This week on Thought You Should See This:
Erik Kiaer’s essay “It’s the Experience, Stupid!” is featured in a new book, Innopreneur. Don’t let the title put you off: the book includes essays from a host of deep thinkers, and is well worth a look.
Michael Kimmelman visits a housing project in Sevran, a Paris suburb, to see how architects have retrofitted the former eyesore into “an exemplary landmark.”
Google celebrated the 126th birthday of architect Ludwig Mies van der Rohe with a tribute on its home page featuring Crown Hall, a building he designed at the Illinois Institute of Technology. Guardian writer, Steve Rose takes a spin through the history books to ask a simple question: what would Mies have had to say about today’s design landscape?
A new exhibition of British postwar design on show at the V&A museum in London asks a provocative question: “How did we get from a broadly civic, welfare-minded postwar design culture to 21st century design industries whose essential purpose is to make as much money as possible?”
Google’s Big Data group co-lead, Martin Wattenberg, released a beautiful interactive visualization of the wind flow around the United States, based on wind data from the National Digital Forecast Database. (Screenshot shown, top.)
A clever interactive infographic created by Kiln for The Guardian allows readers to get a clear sense of global carbon emissions.
Great video on Fast Company Exist shows the inexorable, decades-long sprawl of Las Vegas via timelapse footage, compiled from NASA’s Landsat satellites.
Help Remedies has teamed up with the bone marrow donor center, DKMS, to provide donor registry kits inside of packs of band aids. It created a remarkably strange video as promotion. (Thanks to Jaci Pearse for the heads up!)
The Financial Times converted Grand Central Station into a branded interactive installation, and opened the “Graphic World” site to dig beneath the data.
In Gold We Trust: The Future of Money in an Age of Uncertainty is a new book from The Economist. This promo video poses the thought-provoking question: “Are we on the verge of a revolution in the technology we call money?”
And finally, I seem to have got into what can only be described as a heated debate. Last weekend, I gave a keynote speech at the Information Architecture Summit in New Orleans. Asked to put the field into some perspective, I caused a bit of a ruckus by suggesting that the linguistic disconnect between IA and the business world is a serious problem that benefits neither.
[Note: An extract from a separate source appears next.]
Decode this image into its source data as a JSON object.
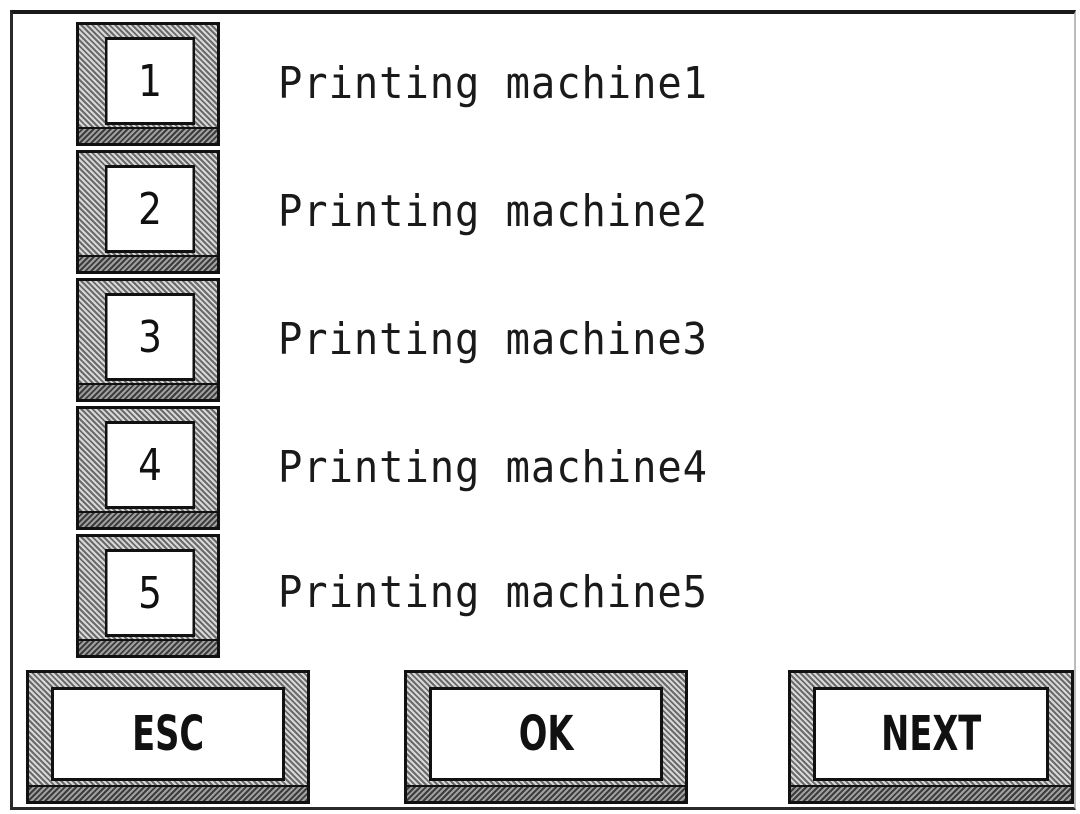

This week, I got into a similar discussion online, with designer Jon Kolko, this time sparked by a Michael Bierut-penned piece arguing that cultural illiteracy among designers is profoundly troubling. Fun–and thought-provoking.